Given entries Start Marker

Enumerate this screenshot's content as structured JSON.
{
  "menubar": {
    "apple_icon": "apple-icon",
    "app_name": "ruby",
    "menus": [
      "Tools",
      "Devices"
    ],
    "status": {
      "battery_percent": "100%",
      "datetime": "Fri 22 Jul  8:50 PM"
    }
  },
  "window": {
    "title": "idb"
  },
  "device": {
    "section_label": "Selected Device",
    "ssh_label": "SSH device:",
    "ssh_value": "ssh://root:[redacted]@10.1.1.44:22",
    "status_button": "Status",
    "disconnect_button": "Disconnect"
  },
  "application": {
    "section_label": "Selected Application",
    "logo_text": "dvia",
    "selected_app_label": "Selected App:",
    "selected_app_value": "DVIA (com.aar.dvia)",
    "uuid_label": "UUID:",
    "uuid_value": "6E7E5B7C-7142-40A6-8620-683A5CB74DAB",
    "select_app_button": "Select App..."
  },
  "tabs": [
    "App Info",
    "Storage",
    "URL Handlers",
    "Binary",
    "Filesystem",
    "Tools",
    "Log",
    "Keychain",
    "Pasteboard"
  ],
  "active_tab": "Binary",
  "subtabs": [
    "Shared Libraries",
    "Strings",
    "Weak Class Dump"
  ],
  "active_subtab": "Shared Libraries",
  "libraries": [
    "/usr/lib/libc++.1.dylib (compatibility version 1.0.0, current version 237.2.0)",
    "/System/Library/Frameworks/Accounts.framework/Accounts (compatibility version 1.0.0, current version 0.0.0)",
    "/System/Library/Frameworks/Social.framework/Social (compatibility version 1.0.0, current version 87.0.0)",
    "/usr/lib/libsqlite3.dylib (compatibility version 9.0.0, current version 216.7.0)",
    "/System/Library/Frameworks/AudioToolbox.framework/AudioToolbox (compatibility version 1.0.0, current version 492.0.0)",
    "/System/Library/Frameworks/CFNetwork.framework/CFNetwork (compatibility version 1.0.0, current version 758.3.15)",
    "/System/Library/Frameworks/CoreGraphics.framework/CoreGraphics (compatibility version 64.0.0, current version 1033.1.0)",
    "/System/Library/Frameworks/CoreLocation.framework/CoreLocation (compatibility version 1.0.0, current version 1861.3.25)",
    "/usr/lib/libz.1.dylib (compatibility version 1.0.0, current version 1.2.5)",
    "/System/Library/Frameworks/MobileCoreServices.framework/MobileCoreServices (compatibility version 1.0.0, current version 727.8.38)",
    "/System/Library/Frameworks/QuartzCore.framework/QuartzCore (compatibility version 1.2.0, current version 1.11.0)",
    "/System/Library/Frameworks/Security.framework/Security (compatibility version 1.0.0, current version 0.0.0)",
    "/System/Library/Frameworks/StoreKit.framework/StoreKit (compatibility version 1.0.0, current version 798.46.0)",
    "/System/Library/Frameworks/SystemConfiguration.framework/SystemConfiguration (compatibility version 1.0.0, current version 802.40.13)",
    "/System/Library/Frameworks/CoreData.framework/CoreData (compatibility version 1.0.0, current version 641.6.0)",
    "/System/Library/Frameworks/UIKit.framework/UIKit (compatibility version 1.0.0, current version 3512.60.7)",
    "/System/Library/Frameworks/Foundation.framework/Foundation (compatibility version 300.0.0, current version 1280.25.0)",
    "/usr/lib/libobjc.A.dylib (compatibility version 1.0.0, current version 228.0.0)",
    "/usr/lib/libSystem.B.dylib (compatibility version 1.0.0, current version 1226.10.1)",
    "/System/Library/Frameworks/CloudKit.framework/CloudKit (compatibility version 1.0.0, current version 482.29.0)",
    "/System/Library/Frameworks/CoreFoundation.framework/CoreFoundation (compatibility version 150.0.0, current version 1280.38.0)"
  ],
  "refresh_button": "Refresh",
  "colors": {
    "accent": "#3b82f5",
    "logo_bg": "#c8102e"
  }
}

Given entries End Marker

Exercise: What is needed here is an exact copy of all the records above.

Answer below:
Enumerate this screenshot's content as structured JSON.
{
  "menubar": {
    "apple_icon": "apple-icon",
    "app_name": "ruby",
    "menus": [
      "Tools",
      "Devices"
    ],
    "status": {
      "battery_percent": "100%",
      "datetime": "Fri 22 Jul  8:50 PM"
    }
  },
  "window": {
    "title": "idb"
  },
  "device": {
    "section_label": "Selected Device",
    "ssh_label": "SSH device:",
    "ssh_value": "ssh://root:[redacted]@10.1.1.44:22",
    "status_button": "Status",
    "disconnect_button": "Disconnect"
  },
  "application": {
    "section_label": "Selected Application",
    "logo_text": "dvia",
    "selected_app_label": "Selected App:",
    "selected_app_value": "DVIA (com.aar.dvia)",
    "uuid_label": "UUID:",
    "uuid_value": "6E7E5B7C-7142-40A6-8620-683A5CB74DAB",
    "select_app_button": "Select App..."
  },
  "tabs": [
    "App Info",
    "Storage",
    "URL Handlers",
    "Binary",
    "Filesystem",
    "Tools",
    "Log",
    "Keychain",
    "Pasteboard"
  ],
  "active_tab": "Binary",
  "subtabs": [
    "Shared Libraries",
    "Strings",
    "Weak Class Dump"
  ],
  "active_subtab": "Shared Libraries",
  "libraries": [
    "/usr/lib/libc++.1.dylib (compatibility version 1.0.0, current version 237.2.0)",
    "/System/Library/Frameworks/Accounts.framework/Accounts (compatibility version 1.0.0, current version 0.0.0)",
    "/System/Library/Frameworks/Social.framework/Social (compatibility version 1.0.0, current version 87.0.0)",
    "/usr/lib/libsqlite3.dylib (compatibility version 9.0.0, current version 216.7.0)",
    "/System/Library/Frameworks/AudioToolbox.framework/AudioToolbox (compatibility version 1.0.0, current version 492.0.0)",
    "/System/Library/Frameworks/CFNetwork.framework/CFNetwork (compatibility version 1.0.0, current version 758.3.15)",
    "/System/Library/Frameworks/CoreGraphics.framework/CoreGraphics (compatibility version 64.0.0, current version 1033.1.0)",
    "/System/Library/Frameworks/CoreLocation.framework/CoreLocation (compatibility version 1.0.0, current version 1861.3.25)",
    "/usr/lib/libz.1.dylib (compatibility version 1.0.0, current version 1.2.5)",
    "/System/Library/Frameworks/MobileCoreServices.framework/MobileCoreServices (compatibility version 1.0.0, current version 727.8.38)",
    "/System/Library/Frameworks/QuartzCore.framework/QuartzCore (compatibility version 1.2.0, current version 1.11.0)",
    "/System/Library/Frameworks/Security.framework/Security (compatibility version 1.0.0, current version 0.0.0)",
    "/System/Library/Frameworks/StoreKit.framework/StoreKit (compatibility version 1.0.0, current version 798.46.0)",
    "/System/Library/Frameworks/SystemConfiguration.framework/SystemConfiguration (compatibility version 1.0.0, current version 802.40.13)",
    "/System/Library/Frameworks/CoreData.framework/CoreData (compatibility version 1.0.0, current version 641.6.0)",
    "/System/Library/Frameworks/UIKit.framework/UIKit (compatibility version 1.0.0, current version 3512.60.7)",
    "/System/Library/Frameworks/Foundation.framework/Foundation (compatibility version 300.0.0, current version 1280.25.0)",
    "/usr/lib/libobjc.A.dylib (compatibility version 1.0.0, current version 228.0.0)",
    "/usr/lib/libSystem.B.dylib (compatibility version 1.0.0, current version 1226.10.1)",
    "/System/Library/Frameworks/CloudKit.framework/CloudKit (compatibility version 1.0.0, current version 482.29.0)",
    "/System/Library/Frameworks/CoreFoundation.framework/CoreFoundation (compatibility version 150.0.0, current version 1280.38.0)"
  ],
  "refresh_button": "Refresh",
  "colors": {
    "accent": "#3b82f5",
    "logo_bg": "#c8102e"
  }
}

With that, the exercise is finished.